1) Nobody cares about how you look in class. If I had known this in August I would have packed a whole lot less clothing. The truth is that when you show up at a lecture, everyone has different stuff going on. Some are coming straight from the gym, others slept in because they had been up late finishing work for another class the night before, and still others are already on their third back-to-back class of the day and therefore are hauling half a library on their backs. What I’ve realized is that this isn’t our school so much as it is our home. Therefore, people dress like they would at home; they come as they are. I mean, don’t get me wrong, some people still put together outstanding outfits, but more often than not, jeans and sweatpants prevail.

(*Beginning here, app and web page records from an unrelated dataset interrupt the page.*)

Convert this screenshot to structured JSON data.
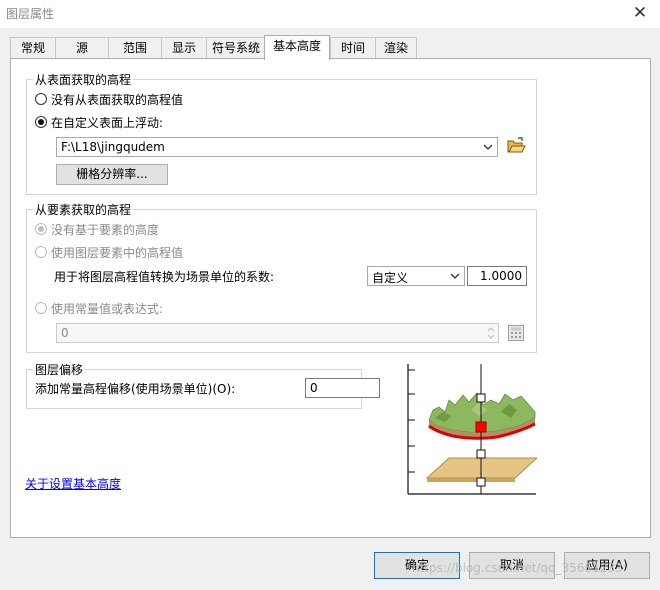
{
  "window": {
    "title": "图层属性",
    "close_symbol": "✕"
  },
  "tabs": [
    {
      "label": "常规"
    },
    {
      "label": "源"
    },
    {
      "label": "范围"
    },
    {
      "label": "显示"
    },
    {
      "label": "符号系统"
    },
    {
      "label": "基本高度",
      "active": true
    },
    {
      "label": "时间"
    },
    {
      "label": "渲染"
    }
  ],
  "surface_group": {
    "legend": "从表面获取的高程",
    "radio_none": "没有从表面获取的高程值",
    "radio_float": "在自定义表面上浮动:",
    "surface_value": "F:\\L18\\jingqudem",
    "raster_resolution_button": "栅格分辨率..."
  },
  "feature_group": {
    "legend": "从要素获取的高程",
    "radio_none": "没有基于要素的高度",
    "radio_layer": "使用图层要素中的高程值",
    "factor_label": "用于将图层高程值转换为场景单位的系数:",
    "unit_select": "自定义",
    "factor_value": "1.0000",
    "radio_expression": "使用常量值或表达式:",
    "expression_value": "0"
  },
  "offset_group": {
    "legend": "图层偏移",
    "label": "添加常量高程偏移(使用场景单位)(O):",
    "value": "0"
  },
  "help_link": "关于设置基本高度",
  "buttons": {
    "ok": "确定",
    "cancel": "取消",
    "apply": "应用(A)"
  },
  "watermark": "https://blog.csdn.net/qq_35661233",
  "colors": {
    "link": "#0000ff",
    "accent": "#0078d7",
    "marker": "#ff0000",
    "surface": "#e00000"
  },
  "icons": {
    "folder": "folder-open-icon",
    "calculator": "expression-builder-icon",
    "diagram": "base-height-diagram"
  }
}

2) You have a ton of free time. And okay, I get that as the semester gets harder, I will be using all of that time to study, but it’s still a complete shock to me that I get to manage so much of my own time. In high school I was pretty independent, but I still had to be present at school for six hours a day. In addition to that, there were times when I was expected to be at home with my family, and times after school when extra-curriculars took place.  It’s still strange to me that all I have to do here is show up to five classes a week, all of which are a five minute walk from my bedroom. There are extracurriculars, yes, but at the moment I’m not “committed” per se to any of them; I can choose to show up if I feel like it. For me, the luxury here isn’t so much the freedom because my parents have always let me be fairly independent. The luxury is the sheer abundance of time at my disposal. I’ve been watching a lot of movies lately because never before have I had two or three hour time blocks to sit down and watch a movie. Usually in high school I could fit in one tv show between school and clubs and soccer, and even then, only if I pvr’d it and skipped through the commercials. And okay, yeah, I’m sure I’ll have to watch a few less movies and do a lot more studying soon enough, but still, the luxury is there.

3) Everyone belongs here. It’s like this whole shift in attitude from high school. In high school, you found friends if you got lucky and found people who were like you. In university, people look past your weirdness, and even embrace it. I think part of it is because we’re all strangers to each other and everyone is eager to be open to one another and make friends, whatever the kind. However, I think a bigger part of it is that we’re all here because we want to, not because we’re forced to. It creates this kind of buoyant environment; it’s one full of enthusiasm and excitement instead of one of boredom and frustration. If you show that you care about something, people are attracted to that here. The result is that everyone is included because everyone cares. That is, after all, why they’re here.

This isn’t an exhaustive list, and it’s also a little premature. We’ll see how I feel about all of this in the coming weeks and months.